**INPUT FOR THIS TASK**

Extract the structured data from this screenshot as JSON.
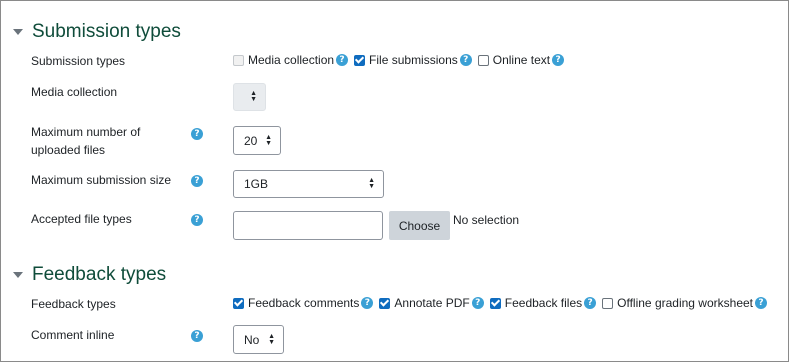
{
  "submission": {
    "title": "Submission types",
    "types_label": "Submission types",
    "options": [
      {
        "label": "Media collection",
        "checked": false,
        "disabled": true
      },
      {
        "label": "File submissions",
        "checked": true,
        "disabled": false
      },
      {
        "label": "Online text",
        "checked": false,
        "disabled": false
      }
    ],
    "media_collection_label": "Media collection",
    "max_files_label_line1": "Maximum number of",
    "max_files_label_line2": "uploaded files",
    "max_files_value": "20",
    "max_size_label": "Maximum submission size",
    "max_size_value": "1GB",
    "accepted_label": "Accepted file types",
    "choose_button": "Choose",
    "no_selection": "No selection"
  },
  "feedback": {
    "title": "Feedback types",
    "types_label": "Feedback types",
    "options": [
      {
        "label": "Feedback comments",
        "checked": true
      },
      {
        "label": "Annotate PDF",
        "checked": true
      },
      {
        "label": "Feedback files",
        "checked": true
      },
      {
        "label": "Offline grading worksheet",
        "checked": false
      }
    ],
    "comment_inline_label": "Comment inline",
    "comment_inline_value": "No"
  },
  "help_icon": "?",
  "colors": {
    "heading": "#0f4c3a",
    "accent": "#0f6cbf",
    "help": "#3aa0d5"
  }
}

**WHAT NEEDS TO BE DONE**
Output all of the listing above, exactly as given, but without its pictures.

**EXERCISE OUTPUT**
Extract the structured data from this screenshot as JSON.
{
  "submission": {
    "title": "Submission types",
    "types_label": "Submission types",
    "options": [
      {
        "label": "Media collection",
        "checked": false,
        "disabled": true
      },
      {
        "label": "File submissions",
        "checked": true,
        "disabled": false
      },
      {
        "label": "Online text",
        "checked": false,
        "disabled": false
      }
    ],
    "media_collection_label": "Media collection",
    "max_files_label_line1": "Maximum number of",
    "max_files_label_line2": "uploaded files",
    "max_files_value": "20",
    "max_size_label": "Maximum submission size",
    "max_size_value": "1GB",
    "accepted_label": "Accepted file types",
    "choose_button": "Choose",
    "no_selection": "No selection"
  },
  "feedback": {
    "title": "Feedback types",
    "types_label": "Feedback types",
    "options": [
      {
        "label": "Feedback comments",
        "checked": true
      },
      {
        "label": "Annotate PDF",
        "checked": true
      },
      {
        "label": "Feedback files",
        "checked": true
      },
      {
        "label": "Offline grading worksheet",
        "checked": false
      }
    ],
    "comment_inline_label": "Comment inline",
    "comment_inline_value": "No"
  },
  "help_icon": "?",
  "colors": {
    "heading": "#0f4c3a",
    "accent": "#0f6cbf",
    "help": "#3aa0d5"
  }
}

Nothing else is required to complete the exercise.